Back in Alleppey we get fresh pineapple carrot juice from a street vendor and our previous homestay owner hollers at us, says i told you so and gives us both a ride home through the city on his motorcycle. We have a beer with him and he performs his voice imitations of famous Malayali actors, saying he does them with some of his friends at all their religious ceremonies (?). He is about 35 but asks us not to tell his brother that he had a beer, because he will tell their parents, and that will be "big problem". We are thoroughly impressed with Kerala's kindness, honesty and wholesomeness.

Monday, February 23, 2009

Munnar, Kerala

skin hooks
Originally uploaded by helen beeson
Six hours from the coast into the Western Ghats (mtns) we hopped off the bus into a parade and discovered what serious religious devotion can look like here. Two men were swinging through the air about ten feet up, their bodies suspended in the air with lines attached to metal hooks stuck through the skin on their backs and legs and attached at the other end to a giant pulley five feet above them, the whole contraption pulled by a small decorated tractor and surrounded by people yelling and chanting along with the swinging man. Following them up were women with hooks attached to lines in their backs, dancing wildly as if puppeted by the man holding the ends of the lines. A group of men drummed, costumed children danced, women carried decorated umbrellas, a few women danced with six foot long metal poles stuck through their cheeks, and long rows of women in beautiful sarees struggled to pull huge wooden floats by giant ropes.
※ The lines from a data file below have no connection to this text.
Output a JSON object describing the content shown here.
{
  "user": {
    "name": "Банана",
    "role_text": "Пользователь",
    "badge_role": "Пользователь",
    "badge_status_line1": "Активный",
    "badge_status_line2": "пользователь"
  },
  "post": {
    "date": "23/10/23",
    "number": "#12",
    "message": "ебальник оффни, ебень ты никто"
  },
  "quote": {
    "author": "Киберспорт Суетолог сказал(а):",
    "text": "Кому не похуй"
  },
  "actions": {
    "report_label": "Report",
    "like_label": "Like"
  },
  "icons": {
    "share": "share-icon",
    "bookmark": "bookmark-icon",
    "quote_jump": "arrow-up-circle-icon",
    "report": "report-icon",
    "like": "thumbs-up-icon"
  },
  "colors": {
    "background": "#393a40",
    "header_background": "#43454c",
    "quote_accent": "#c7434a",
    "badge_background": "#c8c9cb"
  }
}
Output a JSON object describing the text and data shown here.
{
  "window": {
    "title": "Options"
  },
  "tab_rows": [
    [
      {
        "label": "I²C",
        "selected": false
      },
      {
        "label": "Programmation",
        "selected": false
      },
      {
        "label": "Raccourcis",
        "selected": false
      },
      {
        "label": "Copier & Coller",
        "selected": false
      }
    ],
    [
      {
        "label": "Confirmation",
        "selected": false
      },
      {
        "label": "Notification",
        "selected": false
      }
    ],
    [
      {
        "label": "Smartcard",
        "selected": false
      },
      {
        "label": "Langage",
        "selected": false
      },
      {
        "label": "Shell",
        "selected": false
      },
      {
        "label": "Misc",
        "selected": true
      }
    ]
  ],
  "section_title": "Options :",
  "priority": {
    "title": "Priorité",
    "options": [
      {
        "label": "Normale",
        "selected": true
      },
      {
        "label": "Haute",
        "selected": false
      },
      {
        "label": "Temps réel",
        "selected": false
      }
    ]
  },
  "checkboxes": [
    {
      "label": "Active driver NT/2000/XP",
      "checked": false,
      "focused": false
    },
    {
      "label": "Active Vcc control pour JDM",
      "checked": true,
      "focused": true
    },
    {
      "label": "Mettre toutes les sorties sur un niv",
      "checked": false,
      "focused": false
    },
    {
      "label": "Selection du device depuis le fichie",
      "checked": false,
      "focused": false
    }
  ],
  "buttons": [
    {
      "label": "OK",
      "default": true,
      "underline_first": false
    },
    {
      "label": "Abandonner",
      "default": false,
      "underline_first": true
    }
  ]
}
The next day was normal - as if all the days before it forever had passed uneventful, like nobody had been out of their mind on faith the day before. We rented a moto and followed fancy Bombayite couples and their drivers to the sites, snaking higher up the mountain through lush tea estates that cover all but the very vertical of land, a stark contrast to the otherwise dry hills. In town we fell in love with an assortment of charming mini-dhoti-sporting older men over ginger chai, soda water, one hand sewn sack (the standard box for mailing), and peas masala. We threw around our few words in Malayalam as much as possible, exclaiming "beautiful!" or "beautiful place!" as often as possible and savouring the smiles it received.